(Stored records)
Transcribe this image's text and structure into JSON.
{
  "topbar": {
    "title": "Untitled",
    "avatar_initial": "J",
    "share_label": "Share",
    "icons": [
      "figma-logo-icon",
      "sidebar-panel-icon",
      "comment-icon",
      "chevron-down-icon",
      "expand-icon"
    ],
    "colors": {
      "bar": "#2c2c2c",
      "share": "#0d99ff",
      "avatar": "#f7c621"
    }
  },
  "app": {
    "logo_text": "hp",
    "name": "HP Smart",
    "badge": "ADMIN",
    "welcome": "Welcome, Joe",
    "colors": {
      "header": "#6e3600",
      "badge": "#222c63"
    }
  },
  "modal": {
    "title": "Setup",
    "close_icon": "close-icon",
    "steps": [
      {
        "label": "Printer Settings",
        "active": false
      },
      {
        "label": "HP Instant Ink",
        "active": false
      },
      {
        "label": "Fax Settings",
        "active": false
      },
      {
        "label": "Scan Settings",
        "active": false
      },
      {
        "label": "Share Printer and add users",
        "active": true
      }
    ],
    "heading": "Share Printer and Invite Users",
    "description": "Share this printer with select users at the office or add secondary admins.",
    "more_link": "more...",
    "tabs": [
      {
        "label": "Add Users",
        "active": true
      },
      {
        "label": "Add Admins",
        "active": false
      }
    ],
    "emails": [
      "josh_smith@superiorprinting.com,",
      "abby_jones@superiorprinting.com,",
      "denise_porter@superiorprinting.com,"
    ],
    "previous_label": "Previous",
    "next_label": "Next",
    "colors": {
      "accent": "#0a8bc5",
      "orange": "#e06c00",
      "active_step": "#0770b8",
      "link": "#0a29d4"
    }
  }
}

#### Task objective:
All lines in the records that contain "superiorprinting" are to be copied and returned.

#### Exercise response:
      "josh_smith@superiorprinting.com,",
      "abby_jones@superiorprinting.com,",
      "denise_porter@superiorprinting.com,"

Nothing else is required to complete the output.